(Web page and app entries)
########################################

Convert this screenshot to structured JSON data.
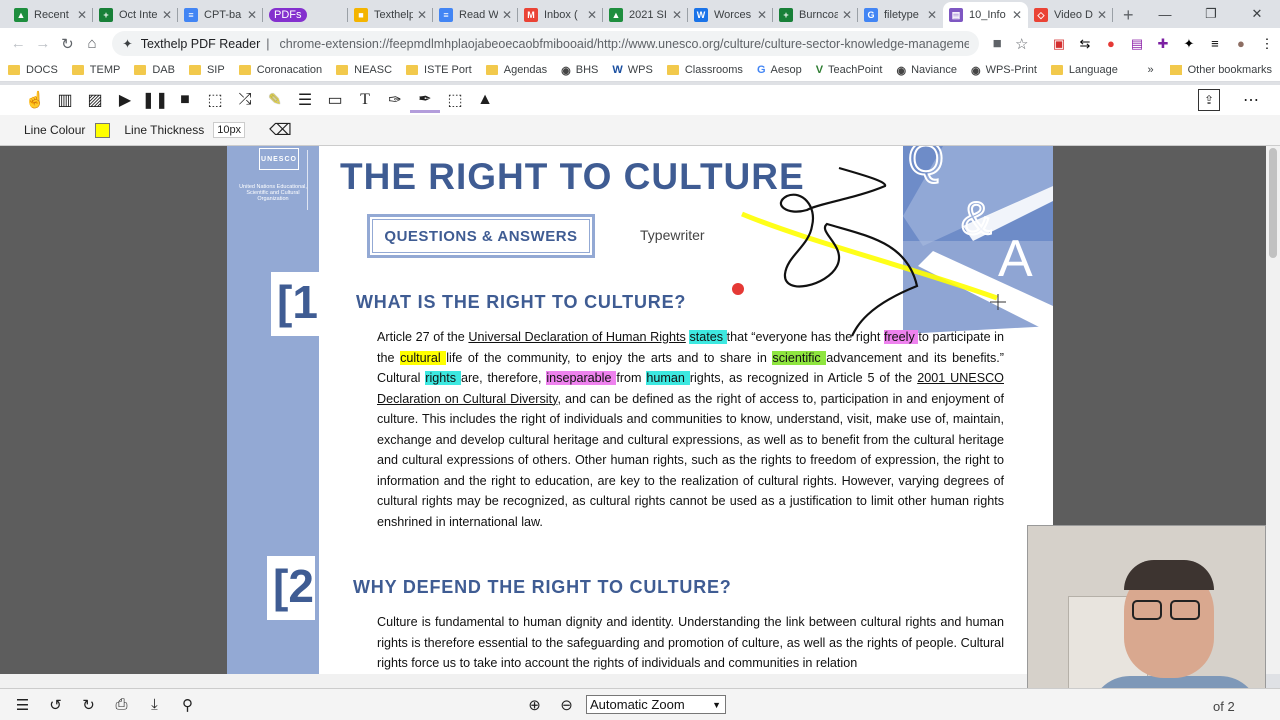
{
  "tabs": [
    {
      "label": "Recent",
      "fav_color": "#1e8e3e",
      "fav": "▲"
    },
    {
      "label": "Oct Inte",
      "fav_color": "#188038",
      "fav": "+"
    },
    {
      "label": "CPT-ba",
      "fav_color": "#4285f4",
      "fav": "≡"
    },
    {
      "label": "PDFs",
      "fav_color": "#8430ce",
      "fav": ""
    },
    {
      "label": "Texthelp",
      "fav_color": "#f4b400",
      "fav": "■"
    },
    {
      "label": "Read W",
      "fav_color": "#4285f4",
      "fav": "≡"
    },
    {
      "label": "Inbox (",
      "fav_color": "#ea4335",
      "fav": "M"
    },
    {
      "label": "2021 SI",
      "fav_color": "#1e8e3e",
      "fav": "▲"
    },
    {
      "label": "Worces",
      "fav_color": "#1a73e8",
      "fav": "W"
    },
    {
      "label": "Burncoa",
      "fav_color": "#188038",
      "fav": "+"
    },
    {
      "label": "filetype",
      "fav_color": "#4285f4",
      "fav": "G"
    },
    {
      "label": "10_Info",
      "fav_color": "#7e57c2",
      "fav": "▤"
    },
    {
      "label": "Video D",
      "fav_color": "#ea4335",
      "fav": "◇"
    }
  ],
  "address": {
    "ext_label": "Texthelp PDF Reader",
    "url": "chrome-extension://feepmdlmhplaojabeoecaobfmibooaid/http://www.unesco.org/culture/culture-sector-knowledge-management-tool..."
  },
  "bookmarks": [
    {
      "label": "DOCS",
      "type": "folder"
    },
    {
      "label": "TEMP",
      "type": "folder"
    },
    {
      "label": "DAB",
      "type": "folder"
    },
    {
      "label": "SIP",
      "type": "folder"
    },
    {
      "label": "Coronacation",
      "type": "folder"
    },
    {
      "label": "NEASC",
      "type": "folder"
    },
    {
      "label": "ISTE Port",
      "type": "folder"
    },
    {
      "label": "Agendas",
      "type": "folder"
    },
    {
      "label": "BHS",
      "type": "site"
    },
    {
      "label": "WPS",
      "type": "w"
    },
    {
      "label": "Classrooms",
      "type": "folder"
    },
    {
      "label": "Aesop",
      "type": "g"
    },
    {
      "label": "TeachPoint",
      "type": "v"
    },
    {
      "label": "Naviance",
      "type": "site"
    },
    {
      "label": "WPS-Print",
      "type": "site"
    },
    {
      "label": "Language",
      "type": "folder"
    }
  ],
  "bookmarks_more": "»",
  "other_bookmarks": "Other bookmarks",
  "drawbar": {
    "line_colour_label": "Line Colour",
    "line_thickness_label": "Line Thickness",
    "thickness_value": "10px",
    "line_color": "#ffff00"
  },
  "doc": {
    "title": "THE RIGHT TO CULTURE",
    "qa_box": "QUESTIONS & ANSWERS",
    "typewriter": "Typewriter",
    "unesco_seal": "UNESCO",
    "unesco_sub": "United Nations Educational, Scientific and Cultural Organization",
    "qa_letters": [
      "Q",
      "&",
      "A"
    ],
    "num1": "[1",
    "num2": "[2",
    "h1": "WHAT IS THE RIGHT TO CULTURE?",
    "h2": "WHY DEFEND THE RIGHT TO CULTURE?",
    "p1": {
      "a": "Article 27 of the ",
      "udhr": "Universal Declaration of Human Rights",
      "states": "states ",
      "b": "that “everyone has the right ",
      "freely": "freely ",
      "c": "to participate in the ",
      "cultural": "cultural ",
      "d": "life of the community, to enjoy the arts and to share in ",
      "scientific": "scientific ",
      "e": "advancement and its benefits.” Cultural ",
      "rights": "rights ",
      "f": "are, therefore, ",
      "inseparable": "inseparable ",
      "g": "from ",
      "human": "human ",
      "h": "rights, as recognized in Article 5 of the ",
      "decl": "2001 UNESCO Declaration on Cultural Diversity",
      "i": ", and can be defined as the right of access to, participation in and enjoyment of culture. This includes the right of individuals and communities to know, understand, visit, make use of, maintain, exchange and develop cultural heritage and cultural expressions, as well as to benefit from the cultural heritage and cultural expressions of others. Other human rights, such as the rights to freedom of expression, the right to information and the right to education, are key to the realization of cultural rights. However, varying degrees of cultural rights may be recognized, as cultural rights cannot be used as a justification to limit other human rights enshrined in international law."
    },
    "p2": "Culture is fundamental to human dignity and identity. Understanding the link between cultural rights and human rights is therefore essential to the safeguarding and promotion of culture, as well as the rights of people. Cultural rights force us to take into account the rights of individuals and communities in relation"
  },
  "zoom": "Automatic Zoom",
  "page_indicator": "of 2",
  "colors": {
    "accent": "#3f5c93",
    "strip": "#93a9d4",
    "highlight_cyan": "#3de8e0",
    "highlight_pink": "#ee82ee",
    "highlight_yellow": "#ffff00",
    "highlight_green": "#8ee53f"
  }
}
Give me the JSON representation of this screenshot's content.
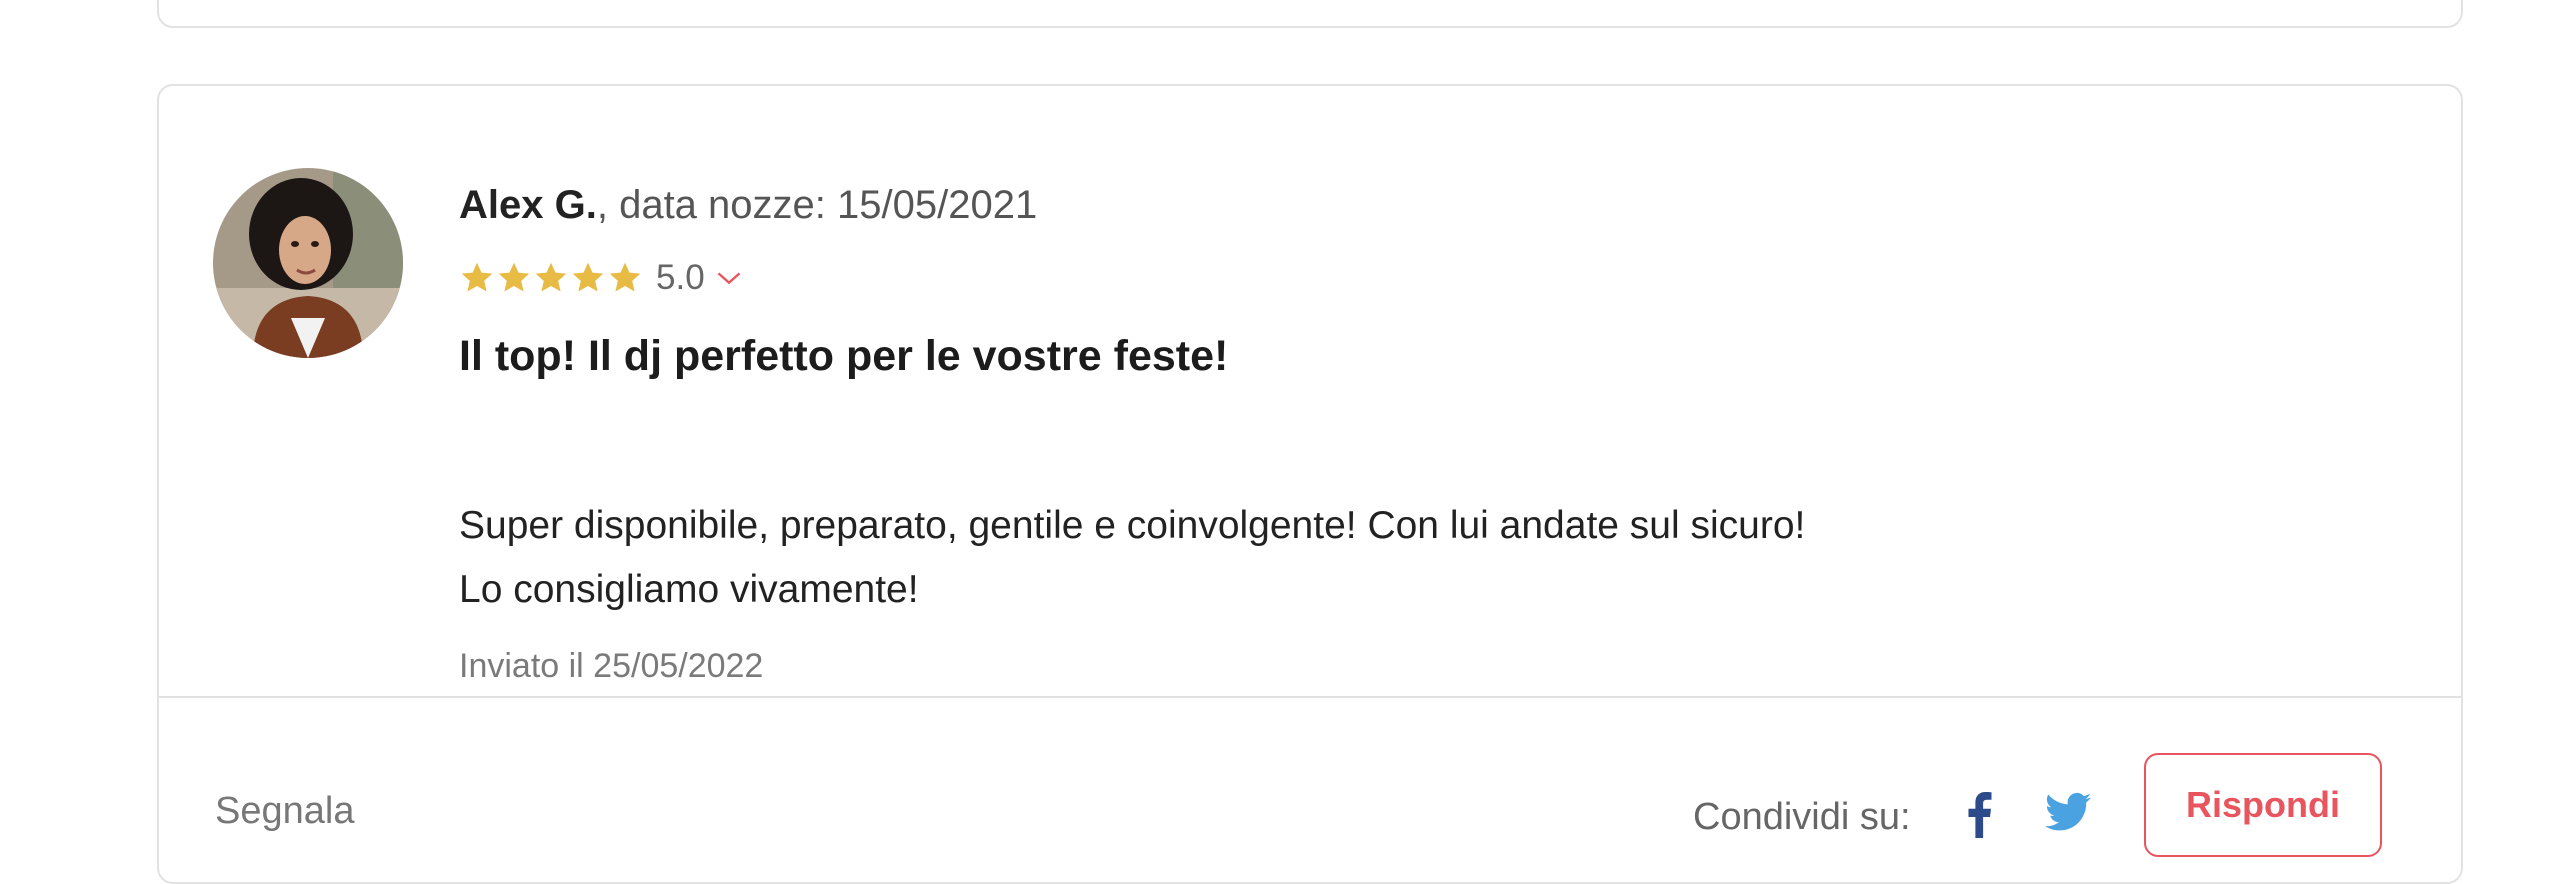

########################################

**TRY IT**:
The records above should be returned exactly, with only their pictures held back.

**YOUR SOLUTION**:
Convert this screenshot to structured JSON data.
{
  "tabs": [
    {
      "label": "Recent",
      "fav_color": "#1e8e3e",
      "fav": "▲"
    },
    {
      "label": "Oct Inte",
      "fav_color": "#188038",
      "fav": "+"
    },
    {
      "label": "CPT-ba",
      "fav_color": "#4285f4",
      "fav": "≡"
    },
    {
      "label": "PDFs",
      "fav_color": "#8430ce",
      "fav": ""
    },
    {
      "label": "Texthelp",
      "fav_color": "#f4b400",
      "fav": "■"
    },
    {
      "label": "Read W",
      "fav_color": "#4285f4",
      "fav": "≡"
    },
    {
      "label": "Inbox (",
      "fav_color": "#ea4335",
      "fav": "M"
    },
    {
      "label": "2021 SI",
      "fav_color": "#1e8e3e",
      "fav": "▲"
    },
    {
      "label": "Worces",
      "fav_color": "#1a73e8",
      "fav": "W"
    },
    {
      "label": "Burncoa",
      "fav_color": "#188038",
      "fav": "+"
    },
    {
      "label": "filetype",
      "fav_color": "#4285f4",
      "fav": "G"
    },
    {
      "label": "10_Info",
      "fav_color": "#7e57c2",
      "fav": "▤"
    },
    {
      "label": "Video D",
      "fav_color": "#ea4335",
      "fav": "◇"
    }
  ],
  "address": {
    "ext_label": "Texthelp PDF Reader",
    "url": "chrome-extension://feepmdlmhplaojabeoecaobfmibooaid/http://www.unesco.org/culture/culture-sector-knowledge-management-tool..."
  },
  "bookmarks": [
    {
      "label": "DOCS",
      "type": "folder"
    },
    {
      "label": "TEMP",
      "type": "folder"
    },
    {
      "label": "DAB",
      "type": "folder"
    },
    {
      "label": "SIP",
      "type": "folder"
    },
    {
      "label": "Coronacation",
      "type": "folder"
    },
    {
      "label": "NEASC",
      "type": "folder"
    },
    {
      "label": "ISTE Port",
      "type": "folder"
    },
    {
      "label": "Agendas",
      "type": "folder"
    },
    {
      "label": "BHS",
      "type": "site"
    },
    {
      "label": "WPS",
      "type": "w"
    },
    {
      "label": "Classrooms",
      "type": "folder"
    },
    {
      "label": "Aesop",
      "type": "g"
    },
    {
      "label": "TeachPoint",
      "type": "v"
    },
    {
      "label": "Naviance",
      "type": "site"
    },
    {
      "label": "WPS-Print",
      "type": "site"
    },
    {
      "label": "Language",
      "type": "folder"
    }
  ],
  "bookmarks_more": "»",
  "other_bookmarks": "Other bookmarks",
  "drawbar": {
    "line_colour_label": "Line Colour",
    "line_thickness_label": "Line Thickness",
    "thickness_value": "10px",
    "line_color": "#ffff00"
  },
  "doc": {
    "title": "THE RIGHT TO CULTURE",
    "qa_box": "QUESTIONS & ANSWERS",
    "typewriter": "Typewriter",
    "unesco_seal": "UNESCO",
    "unesco_sub": "United Nations Educational, Scientific and Cultural Organization",
    "qa_letters": [
      "Q",
      "&",
      "A"
    ],
    "num1": "[1",
    "num2": "[2",
    "h1": "WHAT IS THE RIGHT TO CULTURE?",
    "h2": "WHY DEFEND THE RIGHT TO CULTURE?",
    "p1": {
      "a": "Article 27 of the ",
      "udhr": "Universal Declaration of Human Rights",
      "states": "states ",
      "b": "that “everyone has the right ",
      "freely": "freely ",
      "c": "to participate in the ",
      "cultural": "cultural ",
      "d": "life of the community, to enjoy the arts and to share in ",
      "scientific": "scientific ",
      "e": "advancement and its benefits.” Cultural ",
      "rights": "rights ",
      "f": "are, therefore, ",
      "inseparable": "inseparable ",
      "g": "from ",
      "human": "human ",
      "h": "rights, as recognized in Article 5 of the ",
      "decl": "2001 UNESCO Declaration on Cultural Diversity",
      "i": ", and can be defined as the right of access to, participation in and enjoyment of culture. This includes the right of individuals and communities to know, understand, visit, make use of, maintain, exchange and develop cultural heritage and cultural expressions, as well as to benefit from the cultural heritage and cultural expressions of others. Other human rights, such as the rights to freedom of expression, the right to information and the right to education, are key to the realization of cultural rights. However, varying degrees of cultural rights may be recognized, as cultural rights cannot be used as a justification to limit other human rights enshrined in international law."
    },
    "p2": "Culture is fundamental to human dignity and identity. Understanding the link between cultural rights and human rights is therefore essential to the safeguarding and promotion of culture, as well as the rights of people. Cultural rights force us to take into account the rights of individuals and communities in relation"
  },
  "zoom": "Automatic Zoom",
  "page_indicator": "of 2",
  "colors": {
    "accent": "#3f5c93",
    "strip": "#93a9d4",
    "highlight_cyan": "#3de8e0",
    "highlight_pink": "#ee82ee",
    "highlight_yellow": "#ffff00",
    "highlight_green": "#8ee53f"
  }
}
Give me the JSON representation of this screenshot's content.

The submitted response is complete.